Pursuant to the governing statutory sections, and in an
exercise of the discretion vested in the Director of the Federal
Bureau of Prisons, the Bureau has promulgated regulations
prescribing certain additional early release criteria, inter
(v) Inmates who are not eligible for participation in
a community-based program as determined by the Warden
on the basis of his or her professional discretion;
. . .
28 C.F.R. § 550.58(a)(v). BOP Program Statement 7310.04,
Community Corrections Center (CCC) Utilization and Transfer
Procedure, ¶ 10(f), provides that "[i]nmates with unresolved pending charges, or detainers, which will likely lead to arrest,
conviction, or confinement" shall not ordinarily participate in
CCC programs. Thus, inmates with pending detainers are prohibited
from participating in the community-based component of the Drug
Abuse Treatment Program and from consideration for early release.
In Lopez v. Davis, 531 U.S. 230 (2001), the Supreme Court
held that it was a proper exercise of discretion by the Bureau of
Prisons to categorically deny eligibility for early release to
prisoners with "a prior felony or misdemeanor conviction for
homicide, forcible rape, robbery, or aggravated assault, or child

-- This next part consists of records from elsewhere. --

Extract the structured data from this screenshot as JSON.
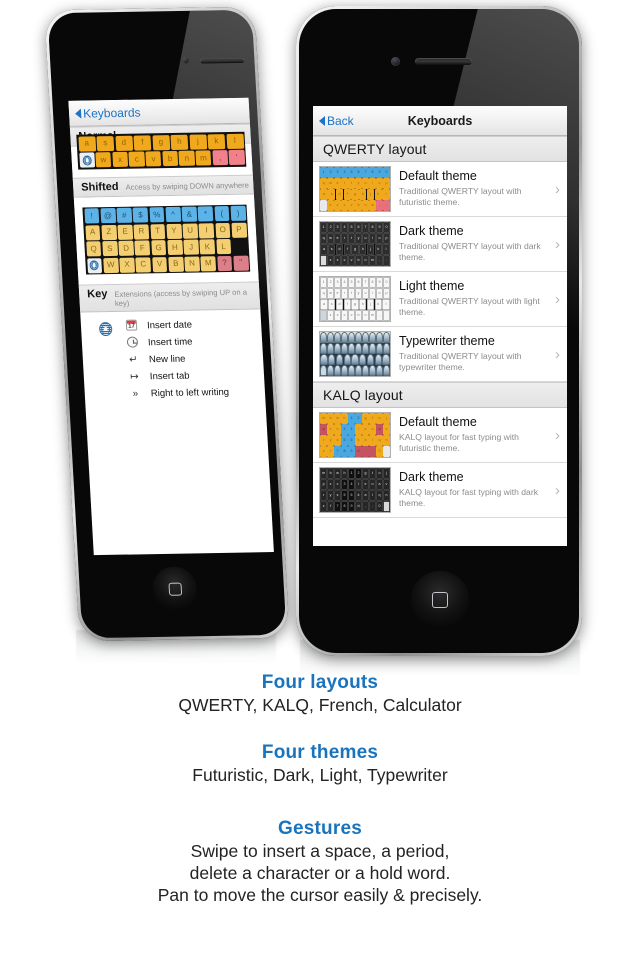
{
  "left_phone": {
    "nav": {
      "back_label": "Keyboards"
    },
    "sections": [
      {
        "title": "Normal",
        "hint": ""
      },
      {
        "title": "Shifted",
        "hint": "Access by swiping DOWN anywhere"
      },
      {
        "title": "Key",
        "hint": "Extensions (access by swiping UP on a key)"
      }
    ],
    "normal_keyboard": {
      "row2": [
        "a",
        "s",
        "d",
        "f",
        "g",
        "h",
        "j",
        "k",
        "l"
      ],
      "row3": [
        "w",
        "x",
        "c",
        "v",
        "b",
        "n",
        "m",
        ",",
        "'"
      ]
    },
    "shifted_keyboard": {
      "row1": [
        "!",
        "@",
        "#",
        "$",
        "%",
        "^",
        "&",
        "*",
        "(",
        ")"
      ],
      "row2": [
        "A",
        "Z",
        "E",
        "R",
        "T",
        "Y",
        "U",
        "I",
        "O",
        "P"
      ],
      "row3": [
        "Q",
        "S",
        "D",
        "F",
        "G",
        "H",
        "J",
        "K",
        "L"
      ],
      "row4": [
        "W",
        "X",
        "C",
        "V",
        "B",
        "N",
        "M",
        "?",
        "\""
      ]
    },
    "extensions": [
      {
        "icon": "calendar-icon",
        "label": "Insert date"
      },
      {
        "icon": "clock-icon",
        "label": "Insert time"
      },
      {
        "icon": "return-arrow-icon",
        "label": "New line"
      },
      {
        "icon": "tab-arrow-icon",
        "label": "Insert tab"
      },
      {
        "icon": "double-chevron-icon",
        "label": "Right to left writing"
      }
    ],
    "globe_key": "globe-icon"
  },
  "right_phone": {
    "nav": {
      "back_label": "Back",
      "title": "Keyboards"
    },
    "sections": [
      {
        "title": "QWERTY layout",
        "rows": [
          {
            "title": "Default theme",
            "subtitle": "Traditional QWERTY layout with futuristic theme.",
            "theme": "futuristic"
          },
          {
            "title": "Dark theme",
            "subtitle": "Traditional QWERTY layout with dark theme.",
            "theme": "dark"
          },
          {
            "title": "Light theme",
            "subtitle": "Traditional QWERTY layout with light theme.",
            "theme": "light"
          },
          {
            "title": "Typewriter theme",
            "subtitle": "Traditional QWERTY layout with typewriter theme.",
            "theme": "typewriter"
          }
        ]
      },
      {
        "title": "KALQ layout",
        "rows": [
          {
            "title": "Default theme",
            "subtitle": "KALQ layout for fast typing with futuristic theme.",
            "theme": "kalq-futuristic"
          },
          {
            "title": "Dark theme",
            "subtitle": "KALQ layout for fast typing with dark theme.",
            "theme": "kalq-dark"
          }
        ]
      }
    ],
    "disclosure_icon": "chevron-right-icon"
  },
  "marketing": {
    "blocks": [
      {
        "heading": "Four layouts",
        "lines": [
          "QWERTY, KALQ, French, Calculator"
        ]
      },
      {
        "heading": "Four themes",
        "lines": [
          "Futuristic, Dark, Light, Typewriter"
        ]
      },
      {
        "heading": "Gestures",
        "lines": [
          "Swipe to insert a space, a period,",
          "delete a character or a hold word.",
          "Pan to move the cursor easily & precisely."
        ]
      }
    ]
  },
  "colors": {
    "accent": "#1a74bd",
    "ios_blue": "#1b72c6",
    "body_text": "#232323"
  }
}
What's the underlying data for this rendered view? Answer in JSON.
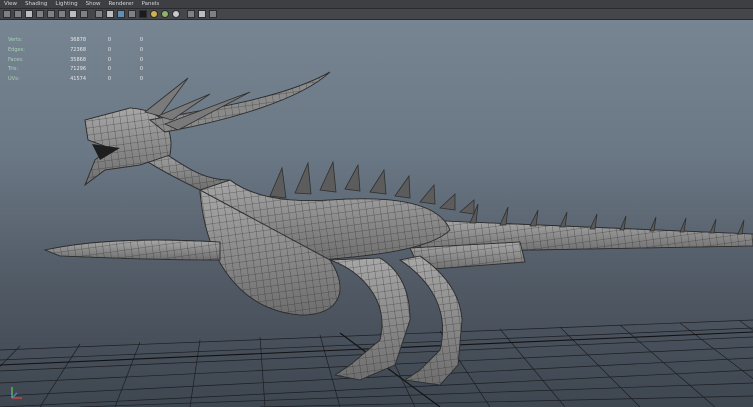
{
  "menubar": {
    "items": [
      {
        "label": "View"
      },
      {
        "label": "Shading"
      },
      {
        "label": "Lighting"
      },
      {
        "label": "Show"
      },
      {
        "label": "Renderer"
      },
      {
        "label": "Panels"
      }
    ]
  },
  "hud": {
    "rows": [
      {
        "label": "Verts:",
        "v1": "36878",
        "v2": "0",
        "v3": "0"
      },
      {
        "label": "Edges:",
        "v1": "72368",
        "v2": "0",
        "v3": "0"
      },
      {
        "label": "Faces:",
        "v1": "35868",
        "v2": "0",
        "v3": "0"
      },
      {
        "label": "Tris:",
        "v1": "71296",
        "v2": "0",
        "v3": "0"
      },
      {
        "label": "UVs:",
        "v1": "41574",
        "v2": "0",
        "v3": "0"
      }
    ]
  },
  "colors": {
    "viewport_top": "#778592",
    "viewport_bottom": "#3e4650",
    "hud_label": "#a9d1b7",
    "axis_x": "#d9473f",
    "axis_y": "#5fc25c",
    "axis_z": "#4f7fd6"
  },
  "icons": {
    "toolbar": [
      "camera-icon",
      "film-icon",
      "grid-icon",
      "wireframe-icon",
      "shaded-icon",
      "textured-icon",
      "light-icon",
      "shadow-icon",
      "isolate-icon",
      "xray-icon"
    ],
    "axis": "axis-gizmo-icon"
  }
}
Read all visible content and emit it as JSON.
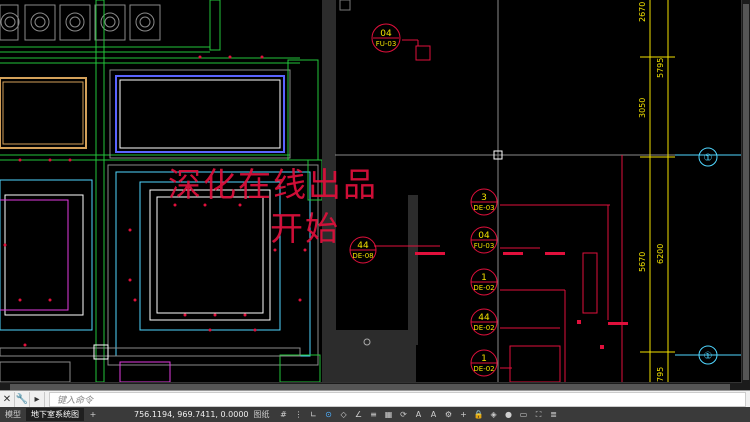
{
  "drawing": {
    "tags": [
      {
        "num": "04",
        "code": "FU-03"
      },
      {
        "num": "3",
        "code": "DE-03"
      },
      {
        "num": "04",
        "code": "FU-03"
      },
      {
        "num": "44",
        "code": "DE-08"
      },
      {
        "num": "1",
        "code": "DE-02"
      },
      {
        "num": "44",
        "code": "DE-02"
      },
      {
        "num": "1",
        "code": "DE-02"
      }
    ],
    "dimensions": [
      "2670",
      "5795",
      "3050",
      "5670",
      "6200",
      "795"
    ],
    "axis_labels": [
      "①",
      "①"
    ]
  },
  "watermark": {
    "line1": "深化在线出品",
    "line2": "开始"
  },
  "cmd": {
    "prompt": "键入命令"
  },
  "status": {
    "tabs": [
      "模型",
      "地下室系统图"
    ],
    "coords": "756.1194, 969.7411, 0.0000",
    "mode": "图纸"
  },
  "colors": {
    "red": "#e0103c",
    "green": "#22c43a",
    "cyan": "#4fd6ff",
    "yellow": "#f2e100",
    "magenta": "#e23be0",
    "blue": "#5a64ff"
  }
}
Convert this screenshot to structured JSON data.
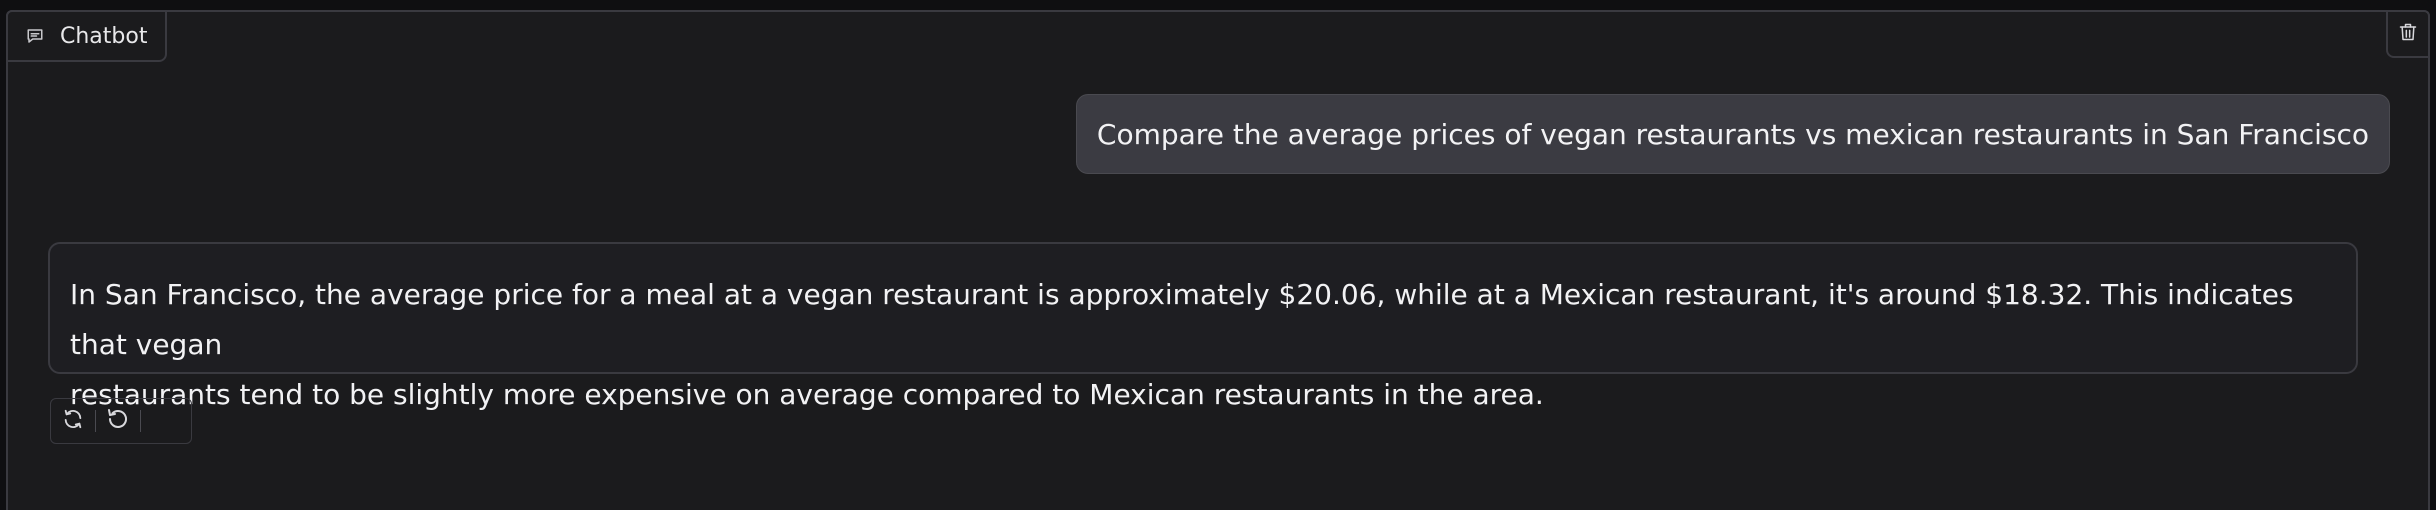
{
  "chatbot": {
    "label": "Chatbot",
    "label_icon": "chat-bubble-icon",
    "clear_icon": "trash-icon"
  },
  "messages": [
    {
      "role": "user",
      "text": "Compare the average prices of vegan restaurants vs mexican restaurants in San Francisco"
    },
    {
      "role": "assistant",
      "lines": [
        "In San Francisco, the average price for a meal at a vegan restaurant is approximately $20.06, while at a Mexican restaurant, it's around $18.32. This indicates that vegan",
        "restaurants tend to be slightly more expensive on average compared to Mexican restaurants in the area."
      ]
    }
  ],
  "actions": {
    "retry_icon": "retry-icon",
    "undo_icon": "undo-icon"
  },
  "colors": {
    "background": "#1b1b1d",
    "border": "#3a3a40",
    "user_bubble": "#3b3b42",
    "text": "#f2f2f4"
  }
}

sexual abuse offenses," 28 C.F.R. § 550.58(a)(1)(iv), or to
prisoners whose current offense is one of certain enumerated
felonies involving the use or attempted use of force, or
involving the carrying, possession, or use of a firearm or other
dangerous weapon, or involving sexual abuse upon children,
28 U.S.C. § 550.58(a)(1)(vi). In reaching this conclusion, the Court
first noted that the language of § 3621(e)(2)(B) grants the
Bureau discretion to reduce a prisoner's sentence for successful
completion of a substance abuse treatment program, but fails to
define any parameters by which the Bureau should exercise that
In this familiar situation, where Congress has
enacted a law that does not answer "the precise
question at issue," all we must decide is whether the
Bureau, the agency empowered to administer the early
release program, has filled the statutory gap "in a way that
is reasonable in light of the legislature's revealed
design." We think the agency's interpretation is
reasonable both in taking account of preconviction
conduct and in making categorical exclusions.
Lopez, 531 U.S. at 242 (citing, inter alia, Chevron,
U.S.A., Inc. v. National Resources Defense Council, Inc.,
467 U.S. 837
, 842 (1984)) (other citations omitted). Thus, "the
statute's restriction of early release eligibility to nonviolent
offenders does not cut short the considerations that may guide
the Bureau." Lopez, 531 U.S. at 242. See also Magnin v.
Beeler, 110 F.Supp.2d 338 (D.N.J. 2000) (upholding
28 C.F.R. § 550.58(a)(1)(vi), before Lopez, as a valid exercise of the
The Court of Appeals for the Eighth Circuit has stated that it
sees no difference between the categorical exclusion examined by
the Supreme Court in Lopez v. Davis and the categorical
exclusion of prisoners subject to an immigration detainer in
28 C.F.R. § 550.58(a)(1)(I), holding that the latter is also within
the Bureau's discretion. United States v. Lopez-Salas,
266 F.3d 842, 848 (8th Cir. 2001). See also McLean v. Crabtree,
173 F.3d 1176 (9th Cir. 1999) (upholding immigration detainer
provision before Lopez); Rublee v. Fleming, 160 F.3d 213 (5th
Cir. 1998) (holding pre-Lopez that exclusion of prisoners who
cannot complete community-based component of program is not a
violation of due process). Here, the regulation and policy challenged by Petitioner, which
prohibits early release of prisoners subject to detainers, is one
in which "custody" is a rational consideration, and Petitioner
has not suggested any reason why it is unreasonable for the
Bureau to take into account such status in determining
eligibility for the program or for early release. This Court
finds that the existence of a detainer related to an unserved
state sentence is a legitimate factor to consider in determining
eligibility for custody-related programming. Accordingly,
Petitioner has failed to establish any due process violation, or
any violation of BOP policy, in his exclusion from consideration
for early release.
For the reasons set forth above, Petitioner's claim challenging
his exclusion from consideration for early release under
18 U.S.C. § 3621(e) will be denied. An appropriate order follows.
© 1992-2005 VersusLaw Inc.